Thursday, January 06, 2005

I AM in THE movie.

First, a few rows ahead of us:

"Hello! Yes! MmHmm."
"No! NO! I'm in the movie. I'm seeing a movie."
Pause. Click. Ring.
"Hello? I'm in THE MOVIE. Right now. I'm in the movies right now. On the top floor."
"What's wrong with you? I'm IN the movie. I'm IN a movie. A movie."
Pause. Click.
A few minutes pass.
"Tsk! TSK! I'm IN... THE... MOVIE. Upstairs. Right now. Come on! I'm seeing the movie."

Then later, several rows behind us:

"Hello. I ordered a nice cake. And the cake we got wasn't right."
"It wasn't FUCKING right. Now I want a new cake."
Pause. Tap the seat.
"I'm going to need a new cake. And I better get one. And some ice cream too."

Other things that blew my mind while I was trying to focus on Flight of the Phoenix at the Court Street Regal Cinemas:

1) A man with a beard who wandered into the theater looking for someone he never found. He would walk from aisle to aisle staring up and down it, maybe trying to remember what it was he had lost. His search process was slow and deliberate.

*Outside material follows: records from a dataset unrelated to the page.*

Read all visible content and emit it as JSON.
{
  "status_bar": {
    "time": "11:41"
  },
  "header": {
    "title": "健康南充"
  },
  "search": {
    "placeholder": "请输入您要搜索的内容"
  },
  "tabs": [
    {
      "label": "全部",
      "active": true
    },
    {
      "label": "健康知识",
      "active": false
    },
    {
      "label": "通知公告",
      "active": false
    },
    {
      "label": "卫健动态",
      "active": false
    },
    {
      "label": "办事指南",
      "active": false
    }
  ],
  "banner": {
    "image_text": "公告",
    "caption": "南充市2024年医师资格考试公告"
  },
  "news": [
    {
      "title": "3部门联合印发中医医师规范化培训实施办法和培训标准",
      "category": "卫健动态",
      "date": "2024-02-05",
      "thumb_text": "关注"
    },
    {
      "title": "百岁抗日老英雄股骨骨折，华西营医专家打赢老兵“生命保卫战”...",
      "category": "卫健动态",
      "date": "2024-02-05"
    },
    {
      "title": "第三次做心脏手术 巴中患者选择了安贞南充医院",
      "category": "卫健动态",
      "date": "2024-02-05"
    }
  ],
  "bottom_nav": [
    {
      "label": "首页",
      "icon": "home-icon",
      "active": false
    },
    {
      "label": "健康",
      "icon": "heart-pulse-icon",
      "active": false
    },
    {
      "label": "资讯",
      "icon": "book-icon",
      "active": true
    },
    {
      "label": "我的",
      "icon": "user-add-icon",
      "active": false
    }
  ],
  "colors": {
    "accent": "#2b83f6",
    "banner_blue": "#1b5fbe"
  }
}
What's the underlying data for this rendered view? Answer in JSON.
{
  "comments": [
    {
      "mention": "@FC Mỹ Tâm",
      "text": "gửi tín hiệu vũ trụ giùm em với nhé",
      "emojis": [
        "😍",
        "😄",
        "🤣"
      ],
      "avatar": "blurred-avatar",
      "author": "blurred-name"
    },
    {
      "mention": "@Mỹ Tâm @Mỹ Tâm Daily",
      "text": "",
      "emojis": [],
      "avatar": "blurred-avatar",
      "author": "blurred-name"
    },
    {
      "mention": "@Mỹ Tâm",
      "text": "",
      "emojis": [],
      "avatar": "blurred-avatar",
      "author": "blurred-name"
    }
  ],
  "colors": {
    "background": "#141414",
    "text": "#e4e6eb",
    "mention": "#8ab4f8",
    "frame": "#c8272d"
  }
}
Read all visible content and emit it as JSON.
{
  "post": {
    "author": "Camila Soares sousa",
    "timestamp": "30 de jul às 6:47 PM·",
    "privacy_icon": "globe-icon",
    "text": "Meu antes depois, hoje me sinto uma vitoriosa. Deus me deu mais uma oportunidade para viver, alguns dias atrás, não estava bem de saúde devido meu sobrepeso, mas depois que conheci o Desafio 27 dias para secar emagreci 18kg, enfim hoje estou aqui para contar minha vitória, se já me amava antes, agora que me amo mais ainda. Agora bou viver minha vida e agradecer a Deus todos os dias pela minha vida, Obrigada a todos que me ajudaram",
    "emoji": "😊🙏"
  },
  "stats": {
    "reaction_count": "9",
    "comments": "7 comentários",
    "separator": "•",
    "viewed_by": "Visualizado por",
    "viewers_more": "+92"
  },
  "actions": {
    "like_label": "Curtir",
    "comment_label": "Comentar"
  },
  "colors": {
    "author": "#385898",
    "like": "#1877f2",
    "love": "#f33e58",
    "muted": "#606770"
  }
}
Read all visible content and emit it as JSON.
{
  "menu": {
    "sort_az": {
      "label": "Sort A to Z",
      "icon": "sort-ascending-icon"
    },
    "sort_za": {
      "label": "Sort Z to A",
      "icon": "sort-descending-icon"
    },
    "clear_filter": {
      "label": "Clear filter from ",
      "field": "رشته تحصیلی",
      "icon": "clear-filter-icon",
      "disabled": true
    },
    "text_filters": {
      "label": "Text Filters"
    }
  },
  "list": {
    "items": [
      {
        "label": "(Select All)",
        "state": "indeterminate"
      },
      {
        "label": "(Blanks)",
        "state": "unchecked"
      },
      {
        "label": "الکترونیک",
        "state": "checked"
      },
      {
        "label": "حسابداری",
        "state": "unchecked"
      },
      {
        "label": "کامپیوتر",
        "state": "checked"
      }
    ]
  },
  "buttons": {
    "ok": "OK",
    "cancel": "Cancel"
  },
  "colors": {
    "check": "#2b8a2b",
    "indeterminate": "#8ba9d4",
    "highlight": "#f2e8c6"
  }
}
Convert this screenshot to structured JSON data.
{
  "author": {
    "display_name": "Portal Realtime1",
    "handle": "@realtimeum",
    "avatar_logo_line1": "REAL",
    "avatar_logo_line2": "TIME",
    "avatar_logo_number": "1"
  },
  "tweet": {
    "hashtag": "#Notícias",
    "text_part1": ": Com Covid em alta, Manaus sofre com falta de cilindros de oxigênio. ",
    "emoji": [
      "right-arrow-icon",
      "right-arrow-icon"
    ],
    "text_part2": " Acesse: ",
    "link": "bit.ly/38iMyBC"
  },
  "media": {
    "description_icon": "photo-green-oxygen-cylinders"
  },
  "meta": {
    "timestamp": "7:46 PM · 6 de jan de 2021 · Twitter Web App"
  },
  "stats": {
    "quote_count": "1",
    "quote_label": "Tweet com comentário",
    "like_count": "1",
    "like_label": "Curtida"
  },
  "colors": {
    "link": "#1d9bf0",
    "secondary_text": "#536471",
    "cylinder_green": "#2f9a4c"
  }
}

2) The first person on her phone - a woman wrapped in a black robe, sitting few rows ahead of us - not only talking on her phone loudly and redundantly but walking in and out of the theater. It wasn't just that her conversation was loud. It was inarticulate. She was clearly trying to demonstrate her location to her cohort but could only repeat the same line (I'm in the movie) over and over again with different emphasis.

3) The man with the beard returning to our theater to continue his search.

4) Someone shining a laser light into Dennis Quaid's eyes. I'm not saying he didn't deserve it. But it was rude anyway.

5) At least two couples walking out of the movie 5 minutes before it ended. I mean, it was a bad movie but damn, you've sat through that much. You're really in that much of a rush? "Fuck these assholes trying to rebuild a plane and escape the desert, I've got to go broil that ham!" They didn't even look at the movie screen as they left.

In the end, I was giggling - veritably tickled with irritation. I've been to a lot of rowdy screenings where one or two of these things happened but never all of them. They pushed me all the way past annoyed to giddy. The man arguing about the cake was perfect. That one I enjoyed. Any one who is arguing with a baker FROM a movie theater AT 11PM at night is just crazy enough. Usually, talking on your cellphone during a movie at a high volume, to me, seems not so much crazy as mean and intensely oblivious. Yet many people still do it, with nary a dash of humility. They honestly look like they might not think it's wrong. Haven't you seen the 4000 commercials that warn you from talking on your phone during movies? Have you never seen a movie before? Who are you mad at? These people need to be followed, studied and placed under house arrest - allowed to leave only if they promise to sit quietly or have truly entertaining, borderline surreal conversations.